Sometimes I think realistic middle grade fiction is nothing but an endless list of How-not-to-parent-your-children examples. This is no particular reflection on this particular book, which I liked very much, just that there are sooooo many parents out there in fiction land who Should Know Better. Actually, there appear to be a lot in real life too, the stories I could tell...
Anyways, Calli Gold has the over-scheduled type of parents. All three of their children must have a passion and be doing something constantly. Calli, the youngest, is tired of being pushed into constant activities to find her passion and talent, which she is pretty sure she doesn’t have. She doesn’t feel like part of the Gold family – and sometimes she’s not sure she wants to be.
But then the Gold’s perfect, over-scheduled life starts showing a few cracks.
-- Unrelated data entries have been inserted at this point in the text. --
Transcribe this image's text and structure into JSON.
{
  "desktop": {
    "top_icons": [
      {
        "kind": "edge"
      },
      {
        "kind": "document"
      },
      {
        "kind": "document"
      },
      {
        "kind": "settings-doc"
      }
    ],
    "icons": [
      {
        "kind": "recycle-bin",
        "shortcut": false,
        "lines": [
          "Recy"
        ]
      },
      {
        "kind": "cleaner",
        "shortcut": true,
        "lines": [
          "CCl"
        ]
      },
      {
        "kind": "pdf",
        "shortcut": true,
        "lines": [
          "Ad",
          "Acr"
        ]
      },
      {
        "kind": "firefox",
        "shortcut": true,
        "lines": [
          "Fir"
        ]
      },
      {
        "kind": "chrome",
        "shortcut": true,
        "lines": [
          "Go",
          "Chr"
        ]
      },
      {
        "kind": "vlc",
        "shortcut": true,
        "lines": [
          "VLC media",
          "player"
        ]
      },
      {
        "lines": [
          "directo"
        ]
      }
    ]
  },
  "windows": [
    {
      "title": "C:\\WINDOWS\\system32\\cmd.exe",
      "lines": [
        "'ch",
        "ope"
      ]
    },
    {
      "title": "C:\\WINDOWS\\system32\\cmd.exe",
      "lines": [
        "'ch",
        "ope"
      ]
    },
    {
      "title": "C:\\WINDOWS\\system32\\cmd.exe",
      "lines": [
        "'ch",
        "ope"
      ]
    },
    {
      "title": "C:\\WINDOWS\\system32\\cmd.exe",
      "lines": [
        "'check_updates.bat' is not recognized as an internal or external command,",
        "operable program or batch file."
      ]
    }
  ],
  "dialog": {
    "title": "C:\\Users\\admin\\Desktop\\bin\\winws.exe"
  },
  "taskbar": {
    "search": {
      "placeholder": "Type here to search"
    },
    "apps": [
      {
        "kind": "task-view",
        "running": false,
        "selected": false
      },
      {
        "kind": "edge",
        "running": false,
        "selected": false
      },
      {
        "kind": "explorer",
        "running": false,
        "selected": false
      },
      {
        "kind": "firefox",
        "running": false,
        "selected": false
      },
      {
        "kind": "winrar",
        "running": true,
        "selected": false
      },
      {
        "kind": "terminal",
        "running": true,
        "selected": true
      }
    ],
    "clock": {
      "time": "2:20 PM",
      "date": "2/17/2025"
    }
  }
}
Calli realizes her parents aren’t the perfect, happy, fulfilled people she always thought they were. Her older sister (who is, quite frankly, a nasty person and needs a hefty thwack on the head) turns out to not be the perfect overachiever either (although this doesn’t make her a nicer person) and her older brother shows some unexpected kindness. Calli herself has found something she really cares about; Noah, a second grader who has some issues. Calli is determined to stick with him for their class project no matter what and in the end she discovers that she does have a special and important talent.
I would like to digress here to mention my complete lack of patience with the “they’re going through a phase/growing up is hard” school of excuses for nasty older teen siblings. Just because you are suffering teen angst and you’re related to someone doesn’t mean you can take out your problems on your younger siblings. I actually see this a lot, just observing families. The older kids can call their younger siblings nasty names and poke them or whatever, and the parents just sigh and ignore them. Grr. Ok, digression over.
Every time I thought the story was going to slide into stereotypes, it popped around a corner and surprised me. There are a lot of tropes here that will grab readers; the underdog who is ultimately successful, the kid nobody thinks is important or good at anything who turns out to have a talent, the perfect family that develops some problems and then works through them. Hurwitz’ writing is steady and strong and she develops her characters and situations with enough familiarity to draw kids in and enough plot twists and turns to keep them reading. I look forward to more stories from this debut author!
Verdict: This is different enough from your usual “real girls in school and with their families” middle grade books to add to your collection even if you have a large number of these books. Especially recommended to girls with overachieving parents and older siblings….Recommended!
ISBN: 9780385739702; Published April 2011 by Wendy Lamb; ARC provided by publisher at ALA Midwinter; Purchased for the library